Write only the number of lines in the data that include the word "impr".

*Task inputs*

------------

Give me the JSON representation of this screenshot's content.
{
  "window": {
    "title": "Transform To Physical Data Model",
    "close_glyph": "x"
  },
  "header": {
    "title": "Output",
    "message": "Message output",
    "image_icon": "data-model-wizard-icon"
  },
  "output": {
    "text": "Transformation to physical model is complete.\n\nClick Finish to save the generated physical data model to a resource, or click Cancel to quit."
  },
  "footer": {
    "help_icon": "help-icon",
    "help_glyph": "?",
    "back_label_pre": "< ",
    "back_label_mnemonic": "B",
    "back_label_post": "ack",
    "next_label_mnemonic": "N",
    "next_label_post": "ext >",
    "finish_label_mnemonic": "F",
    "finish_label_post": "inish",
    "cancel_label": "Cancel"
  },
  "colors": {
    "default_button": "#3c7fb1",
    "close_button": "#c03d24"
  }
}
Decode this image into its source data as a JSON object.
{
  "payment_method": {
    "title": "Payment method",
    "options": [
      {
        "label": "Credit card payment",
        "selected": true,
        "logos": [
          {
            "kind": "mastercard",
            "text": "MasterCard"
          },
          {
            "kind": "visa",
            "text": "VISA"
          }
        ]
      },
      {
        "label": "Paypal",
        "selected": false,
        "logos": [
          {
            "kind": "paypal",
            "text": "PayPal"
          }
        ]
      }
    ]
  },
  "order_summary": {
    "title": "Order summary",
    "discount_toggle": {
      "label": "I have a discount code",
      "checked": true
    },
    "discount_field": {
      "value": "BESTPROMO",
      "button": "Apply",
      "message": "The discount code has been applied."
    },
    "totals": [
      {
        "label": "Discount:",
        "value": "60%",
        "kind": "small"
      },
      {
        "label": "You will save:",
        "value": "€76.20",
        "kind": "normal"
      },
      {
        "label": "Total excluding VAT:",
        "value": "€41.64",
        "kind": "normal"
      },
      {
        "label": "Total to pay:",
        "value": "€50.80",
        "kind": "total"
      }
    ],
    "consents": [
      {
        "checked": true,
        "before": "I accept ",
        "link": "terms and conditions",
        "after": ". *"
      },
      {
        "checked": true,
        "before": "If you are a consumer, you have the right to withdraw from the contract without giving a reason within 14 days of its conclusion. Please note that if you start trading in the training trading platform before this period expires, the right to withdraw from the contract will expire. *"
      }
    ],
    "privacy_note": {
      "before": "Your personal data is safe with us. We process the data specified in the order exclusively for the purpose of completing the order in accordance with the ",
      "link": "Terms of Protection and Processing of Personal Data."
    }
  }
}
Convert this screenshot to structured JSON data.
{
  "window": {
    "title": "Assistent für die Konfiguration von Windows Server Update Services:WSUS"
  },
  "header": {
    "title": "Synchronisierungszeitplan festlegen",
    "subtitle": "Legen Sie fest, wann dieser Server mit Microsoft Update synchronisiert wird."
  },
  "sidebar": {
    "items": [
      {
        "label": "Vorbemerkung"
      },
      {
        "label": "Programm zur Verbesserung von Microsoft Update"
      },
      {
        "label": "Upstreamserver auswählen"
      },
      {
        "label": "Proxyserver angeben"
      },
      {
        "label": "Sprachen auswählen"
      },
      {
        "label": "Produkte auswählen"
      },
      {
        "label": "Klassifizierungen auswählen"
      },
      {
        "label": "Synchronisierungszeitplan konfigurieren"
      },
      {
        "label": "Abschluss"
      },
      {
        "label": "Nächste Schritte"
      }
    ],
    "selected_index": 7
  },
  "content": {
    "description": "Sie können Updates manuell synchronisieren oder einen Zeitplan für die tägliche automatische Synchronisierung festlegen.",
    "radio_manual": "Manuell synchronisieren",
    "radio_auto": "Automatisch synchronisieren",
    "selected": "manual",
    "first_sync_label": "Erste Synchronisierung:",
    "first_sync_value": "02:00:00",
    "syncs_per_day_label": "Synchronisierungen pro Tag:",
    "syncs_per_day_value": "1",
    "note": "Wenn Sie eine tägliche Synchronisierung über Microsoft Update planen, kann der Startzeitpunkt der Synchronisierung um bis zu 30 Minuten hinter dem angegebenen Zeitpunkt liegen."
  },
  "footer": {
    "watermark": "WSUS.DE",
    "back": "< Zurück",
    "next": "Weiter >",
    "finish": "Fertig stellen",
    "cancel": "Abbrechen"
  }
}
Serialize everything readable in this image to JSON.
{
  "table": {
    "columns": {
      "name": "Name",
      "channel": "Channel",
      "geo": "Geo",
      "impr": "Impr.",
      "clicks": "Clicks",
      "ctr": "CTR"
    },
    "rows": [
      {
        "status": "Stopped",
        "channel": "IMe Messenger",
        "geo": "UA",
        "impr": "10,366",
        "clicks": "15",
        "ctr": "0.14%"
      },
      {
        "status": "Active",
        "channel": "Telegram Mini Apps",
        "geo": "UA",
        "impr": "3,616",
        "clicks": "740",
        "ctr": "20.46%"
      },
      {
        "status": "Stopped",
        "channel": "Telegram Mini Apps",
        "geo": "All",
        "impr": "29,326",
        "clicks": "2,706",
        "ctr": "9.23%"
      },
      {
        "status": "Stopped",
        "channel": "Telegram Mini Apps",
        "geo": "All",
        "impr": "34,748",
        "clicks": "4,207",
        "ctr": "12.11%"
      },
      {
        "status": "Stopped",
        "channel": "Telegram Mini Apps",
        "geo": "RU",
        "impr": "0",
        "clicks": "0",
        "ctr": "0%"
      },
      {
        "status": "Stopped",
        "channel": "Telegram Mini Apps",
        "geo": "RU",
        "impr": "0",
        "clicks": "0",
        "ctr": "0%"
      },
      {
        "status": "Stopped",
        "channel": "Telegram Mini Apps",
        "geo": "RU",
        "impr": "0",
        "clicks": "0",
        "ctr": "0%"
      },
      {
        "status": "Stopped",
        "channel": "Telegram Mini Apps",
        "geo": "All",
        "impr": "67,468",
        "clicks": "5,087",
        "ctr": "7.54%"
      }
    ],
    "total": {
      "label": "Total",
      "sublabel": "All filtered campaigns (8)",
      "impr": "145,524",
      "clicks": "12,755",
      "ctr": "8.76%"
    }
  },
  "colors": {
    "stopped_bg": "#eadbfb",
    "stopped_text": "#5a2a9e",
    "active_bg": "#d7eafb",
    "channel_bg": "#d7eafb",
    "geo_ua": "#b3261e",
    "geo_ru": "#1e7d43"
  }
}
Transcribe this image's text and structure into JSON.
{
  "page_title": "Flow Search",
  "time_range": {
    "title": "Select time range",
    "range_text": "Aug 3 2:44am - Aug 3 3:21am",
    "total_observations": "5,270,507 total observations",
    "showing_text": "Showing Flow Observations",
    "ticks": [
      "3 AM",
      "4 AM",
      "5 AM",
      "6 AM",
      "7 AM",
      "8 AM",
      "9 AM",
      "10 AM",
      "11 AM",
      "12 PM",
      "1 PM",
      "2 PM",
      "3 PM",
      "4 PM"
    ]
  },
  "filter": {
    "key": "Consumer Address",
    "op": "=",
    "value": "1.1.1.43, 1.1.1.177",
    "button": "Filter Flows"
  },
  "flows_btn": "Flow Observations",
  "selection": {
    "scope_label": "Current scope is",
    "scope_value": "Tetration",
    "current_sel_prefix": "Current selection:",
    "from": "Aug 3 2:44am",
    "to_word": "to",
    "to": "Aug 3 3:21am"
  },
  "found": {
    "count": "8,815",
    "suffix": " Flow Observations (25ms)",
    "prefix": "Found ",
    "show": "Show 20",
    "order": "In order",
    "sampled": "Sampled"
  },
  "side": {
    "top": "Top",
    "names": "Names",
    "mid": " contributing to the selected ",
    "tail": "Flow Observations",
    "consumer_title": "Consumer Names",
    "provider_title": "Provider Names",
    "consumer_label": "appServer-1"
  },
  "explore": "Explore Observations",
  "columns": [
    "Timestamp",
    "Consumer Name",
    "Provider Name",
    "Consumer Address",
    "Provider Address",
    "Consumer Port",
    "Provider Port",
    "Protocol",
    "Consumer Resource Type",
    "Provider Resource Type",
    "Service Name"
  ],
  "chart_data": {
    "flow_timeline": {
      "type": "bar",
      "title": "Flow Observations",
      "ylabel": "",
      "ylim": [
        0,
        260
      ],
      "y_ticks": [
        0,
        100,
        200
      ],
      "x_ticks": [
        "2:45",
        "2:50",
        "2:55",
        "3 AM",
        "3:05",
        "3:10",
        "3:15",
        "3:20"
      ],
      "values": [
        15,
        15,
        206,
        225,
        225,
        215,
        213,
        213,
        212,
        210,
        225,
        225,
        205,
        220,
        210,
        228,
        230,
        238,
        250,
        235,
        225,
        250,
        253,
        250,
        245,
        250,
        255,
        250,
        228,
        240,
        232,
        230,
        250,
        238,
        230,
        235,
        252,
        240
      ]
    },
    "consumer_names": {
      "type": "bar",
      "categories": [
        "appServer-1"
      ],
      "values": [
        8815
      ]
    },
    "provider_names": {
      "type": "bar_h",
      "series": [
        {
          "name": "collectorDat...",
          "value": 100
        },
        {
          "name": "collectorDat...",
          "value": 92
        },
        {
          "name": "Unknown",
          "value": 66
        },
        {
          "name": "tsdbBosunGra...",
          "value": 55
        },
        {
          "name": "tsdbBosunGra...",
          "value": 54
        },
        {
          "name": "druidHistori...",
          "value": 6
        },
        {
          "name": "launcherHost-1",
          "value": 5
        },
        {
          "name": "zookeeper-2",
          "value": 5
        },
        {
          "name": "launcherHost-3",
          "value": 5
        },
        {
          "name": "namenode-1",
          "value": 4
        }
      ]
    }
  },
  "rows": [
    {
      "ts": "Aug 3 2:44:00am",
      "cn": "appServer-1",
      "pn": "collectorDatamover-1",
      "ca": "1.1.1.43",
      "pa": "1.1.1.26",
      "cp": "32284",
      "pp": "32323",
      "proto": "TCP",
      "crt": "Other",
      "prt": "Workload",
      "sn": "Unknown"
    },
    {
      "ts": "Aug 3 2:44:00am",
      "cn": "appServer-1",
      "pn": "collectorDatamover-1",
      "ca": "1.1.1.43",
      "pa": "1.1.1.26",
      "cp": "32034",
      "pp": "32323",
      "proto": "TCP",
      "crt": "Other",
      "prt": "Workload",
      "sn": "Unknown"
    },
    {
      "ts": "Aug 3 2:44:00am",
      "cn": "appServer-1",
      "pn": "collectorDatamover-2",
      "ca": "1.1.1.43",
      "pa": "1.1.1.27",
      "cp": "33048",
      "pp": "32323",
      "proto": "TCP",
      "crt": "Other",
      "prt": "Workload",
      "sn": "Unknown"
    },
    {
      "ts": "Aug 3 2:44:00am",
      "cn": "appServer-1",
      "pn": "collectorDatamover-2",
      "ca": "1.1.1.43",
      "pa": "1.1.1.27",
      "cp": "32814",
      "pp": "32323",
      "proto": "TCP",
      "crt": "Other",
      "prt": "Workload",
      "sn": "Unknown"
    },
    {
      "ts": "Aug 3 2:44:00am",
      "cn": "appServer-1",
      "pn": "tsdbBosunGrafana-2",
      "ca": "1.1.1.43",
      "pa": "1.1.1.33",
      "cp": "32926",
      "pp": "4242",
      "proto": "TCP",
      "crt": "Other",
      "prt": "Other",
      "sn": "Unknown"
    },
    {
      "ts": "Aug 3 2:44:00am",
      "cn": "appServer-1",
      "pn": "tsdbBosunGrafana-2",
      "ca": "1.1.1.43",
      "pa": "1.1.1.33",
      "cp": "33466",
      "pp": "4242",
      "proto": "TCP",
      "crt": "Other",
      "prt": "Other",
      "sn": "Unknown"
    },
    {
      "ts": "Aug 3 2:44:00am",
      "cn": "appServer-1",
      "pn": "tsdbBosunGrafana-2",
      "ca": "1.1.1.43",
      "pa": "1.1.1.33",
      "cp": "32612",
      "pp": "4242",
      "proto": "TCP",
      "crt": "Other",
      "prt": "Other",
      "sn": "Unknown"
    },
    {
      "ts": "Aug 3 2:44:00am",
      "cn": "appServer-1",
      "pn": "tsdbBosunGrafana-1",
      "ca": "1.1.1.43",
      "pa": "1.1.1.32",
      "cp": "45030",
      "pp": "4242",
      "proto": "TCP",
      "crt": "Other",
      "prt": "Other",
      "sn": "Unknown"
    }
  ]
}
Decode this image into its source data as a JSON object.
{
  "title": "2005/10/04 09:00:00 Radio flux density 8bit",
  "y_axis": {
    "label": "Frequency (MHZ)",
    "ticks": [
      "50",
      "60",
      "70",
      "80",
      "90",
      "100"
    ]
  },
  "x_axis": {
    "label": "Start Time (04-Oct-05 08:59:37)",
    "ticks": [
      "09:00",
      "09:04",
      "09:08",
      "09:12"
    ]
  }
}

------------

*Answer below*
10